■ Records
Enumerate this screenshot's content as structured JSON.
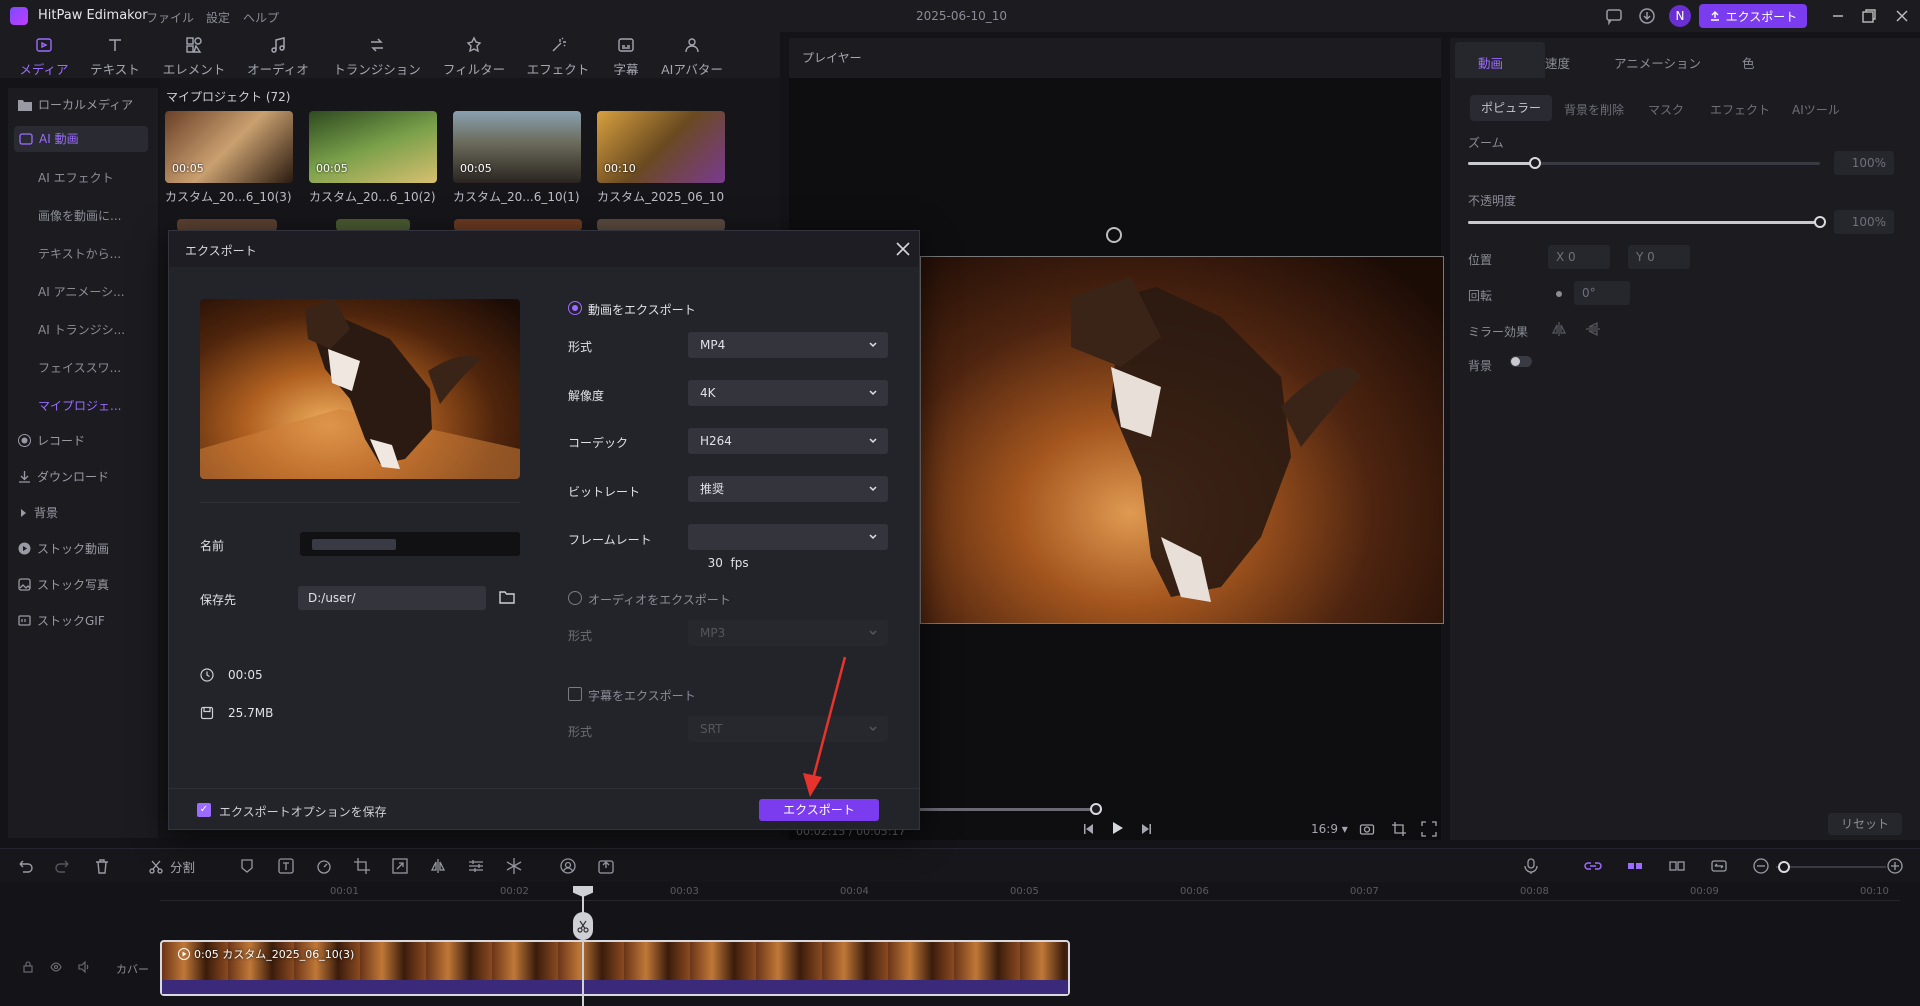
{
  "app": {
    "title": "HitPaw Edimakor",
    "menus": [
      "ファイル",
      "設定",
      "ヘルプ"
    ],
    "date": "2025-06-10_10",
    "avatar_letter": "N",
    "export_label": "エクスポート",
    "accent": "#7b3cf0"
  },
  "toolbar": {
    "tools": [
      {
        "label": "メディア",
        "icon": "media-icon"
      },
      {
        "label": "テキスト",
        "icon": "text-icon"
      },
      {
        "label": "エレメント",
        "icon": "element-icon"
      },
      {
        "label": "オーディオ",
        "icon": "audio-icon"
      },
      {
        "label": "トランジション",
        "icon": "transition-icon"
      },
      {
        "label": "フィルター",
        "icon": "filter-icon"
      },
      {
        "label": "エフェクト",
        "icon": "effect-icon"
      },
      {
        "label": "字幕",
        "icon": "subtitle-icon"
      },
      {
        "label": "AIアバター",
        "icon": "avatar-icon"
      }
    ]
  },
  "sidebar": {
    "items": [
      {
        "label": "ローカルメディア"
      },
      {
        "label": "AI 動画"
      },
      {
        "label": "AI エフェクト"
      },
      {
        "label": "画像を動画に..."
      },
      {
        "label": "テキストから..."
      },
      {
        "label": "AI アニメーシ..."
      },
      {
        "label": "AI トランジシ..."
      },
      {
        "label": "フェイススワ..."
      },
      {
        "label": "マイプロジェ..."
      },
      {
        "label": "レコード"
      },
      {
        "label": "ダウンロード"
      },
      {
        "label": "背景"
      },
      {
        "label": "ストック動画"
      },
      {
        "label": "ストック写真"
      },
      {
        "label": "ストックGIF"
      }
    ]
  },
  "media": {
    "header": "マイプロジェクト (72)",
    "thumbs": [
      {
        "duration": "00:05",
        "name": "カスタム_20...6_10(3)"
      },
      {
        "duration": "00:05",
        "name": "カスタム_20...6_10(2)"
      },
      {
        "duration": "00:05",
        "name": "カスタム_20...6_10(1)"
      },
      {
        "duration": "00:10",
        "name": "カスタム_2025_06_10"
      }
    ]
  },
  "player": {
    "title": "プレイヤー",
    "time": "00:02:15 / 00:05:17",
    "ratio": "16:9"
  },
  "right_panel": {
    "tabs": [
      "動画",
      "速度",
      "アニメーション",
      "色"
    ],
    "subtabs": [
      "ポピュラー",
      "背景を削除",
      "マスク",
      "エフェクト",
      "AIツール"
    ],
    "zoom_label": "ズーム",
    "zoom_value": "100%",
    "zoom_level": 0.19,
    "opacity_label": "不透明度",
    "opacity_value": "100%",
    "opacity_level": 1.0,
    "position_label": "位置",
    "pos_x": "X 0",
    "pos_y": "Y 0",
    "rotate_label": "回転",
    "rotate_value": "0°",
    "mirror_label": "ミラー効果",
    "bg_label": "背景",
    "reset": "リセット"
  },
  "timeline": {
    "split_label": "分割",
    "ruler": [
      "00:01",
      "00:02",
      "00:03",
      "00:04",
      "00:05",
      "00:06",
      "00:07",
      "00:08",
      "00:09",
      "00:10"
    ],
    "clip_label": "0:05 カスタム_2025_06_10(3)",
    "cover_label": "カバー"
  },
  "modal": {
    "title": "エクスポート",
    "name_label": "名前",
    "save_label": "保存先",
    "save_path": "D:/user/",
    "duration": "00:05",
    "size": "25.7MB",
    "video_export_label": "動画をエクスポート",
    "fields": [
      {
        "label": "形式",
        "value": "MP4"
      },
      {
        "label": "解像度",
        "value": "4K"
      },
      {
        "label": "コーデック",
        "value": "H264"
      },
      {
        "label": "ビットレート",
        "value": "推奨"
      },
      {
        "label": "フレームレート",
        "value": "30  fps"
      }
    ],
    "audio_export_label": "オーディオをエクスポート",
    "audio_format_label": "形式",
    "audio_format_value": "MP3",
    "subtitle_export_label": "字幕をエクスポート",
    "subtitle_format_label": "形式",
    "subtitle_format_value": "SRT",
    "save_options_label": "エクスポートオプションを保存",
    "export_button": "エクスポート"
  }
}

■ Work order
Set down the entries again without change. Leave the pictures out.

■ Written answer
Enumerate this screenshot's content as structured JSON.
{
  "app": {
    "title": "HitPaw Edimakor",
    "menus": [
      "ファイル",
      "設定",
      "ヘルプ"
    ],
    "date": "2025-06-10_10",
    "avatar_letter": "N",
    "export_label": "エクスポート",
    "accent": "#7b3cf0"
  },
  "toolbar": {
    "tools": [
      {
        "label": "メディア",
        "icon": "media-icon"
      },
      {
        "label": "テキスト",
        "icon": "text-icon"
      },
      {
        "label": "エレメント",
        "icon": "element-icon"
      },
      {
        "label": "オーディオ",
        "icon": "audio-icon"
      },
      {
        "label": "トランジション",
        "icon": "transition-icon"
      },
      {
        "label": "フィルター",
        "icon": "filter-icon"
      },
      {
        "label": "エフェクト",
        "icon": "effect-icon"
      },
      {
        "label": "字幕",
        "icon": "subtitle-icon"
      },
      {
        "label": "AIアバター",
        "icon": "avatar-icon"
      }
    ]
  },
  "sidebar": {
    "items": [
      {
        "label": "ローカルメディア"
      },
      {
        "label": "AI 動画"
      },
      {
        "label": "AI エフェクト"
      },
      {
        "label": "画像を動画に..."
      },
      {
        "label": "テキストから..."
      },
      {
        "label": "AI アニメーシ..."
      },
      {
        "label": "AI トランジシ..."
      },
      {
        "label": "フェイススワ..."
      },
      {
        "label": "マイプロジェ..."
      },
      {
        "label": "レコード"
      },
      {
        "label": "ダウンロード"
      },
      {
        "label": "背景"
      },
      {
        "label": "ストック動画"
      },
      {
        "label": "ストック写真"
      },
      {
        "label": "ストックGIF"
      }
    ]
  },
  "media": {
    "header": "マイプロジェクト (72)",
    "thumbs": [
      {
        "duration": "00:05",
        "name": "カスタム_20...6_10(3)"
      },
      {
        "duration": "00:05",
        "name": "カスタム_20...6_10(2)"
      },
      {
        "duration": "00:05",
        "name": "カスタム_20...6_10(1)"
      },
      {
        "duration": "00:10",
        "name": "カスタム_2025_06_10"
      }
    ]
  },
  "player": {
    "title": "プレイヤー",
    "time": "00:02:15 / 00:05:17",
    "ratio": "16:9"
  },
  "right_panel": {
    "tabs": [
      "動画",
      "速度",
      "アニメーション",
      "色"
    ],
    "subtabs": [
      "ポピュラー",
      "背景を削除",
      "マスク",
      "エフェクト",
      "AIツール"
    ],
    "zoom_label": "ズーム",
    "zoom_value": "100%",
    "zoom_level": 0.19,
    "opacity_label": "不透明度",
    "opacity_value": "100%",
    "opacity_level": 1.0,
    "position_label": "位置",
    "pos_x": "X 0",
    "pos_y": "Y 0",
    "rotate_label": "回転",
    "rotate_value": "0°",
    "mirror_label": "ミラー効果",
    "bg_label": "背景",
    "reset": "リセット"
  },
  "timeline": {
    "split_label": "分割",
    "ruler": [
      "00:01",
      "00:02",
      "00:03",
      "00:04",
      "00:05",
      "00:06",
      "00:07",
      "00:08",
      "00:09",
      "00:10"
    ],
    "clip_label": "0:05 カスタム_2025_06_10(3)",
    "cover_label": "カバー"
  },
  "modal": {
    "title": "エクスポート",
    "name_label": "名前",
    "save_label": "保存先",
    "save_path": "D:/user/",
    "duration": "00:05",
    "size": "25.7MB",
    "video_export_label": "動画をエクスポート",
    "fields": [
      {
        "label": "形式",
        "value": "MP4"
      },
      {
        "label": "解像度",
        "value": "4K"
      },
      {
        "label": "コーデック",
        "value": "H264"
      },
      {
        "label": "ビットレート",
        "value": "推奨"
      },
      {
        "label": "フレームレート",
        "value": "30  fps"
      }
    ],
    "audio_export_label": "オーディオをエクスポート",
    "audio_format_label": "形式",
    "audio_format_value": "MP3",
    "subtitle_export_label": "字幕をエクスポート",
    "subtitle_format_label": "形式",
    "subtitle_format_value": "SRT",
    "save_options_label": "エクスポートオプションを保存",
    "export_button": "エクスポート"
  }
}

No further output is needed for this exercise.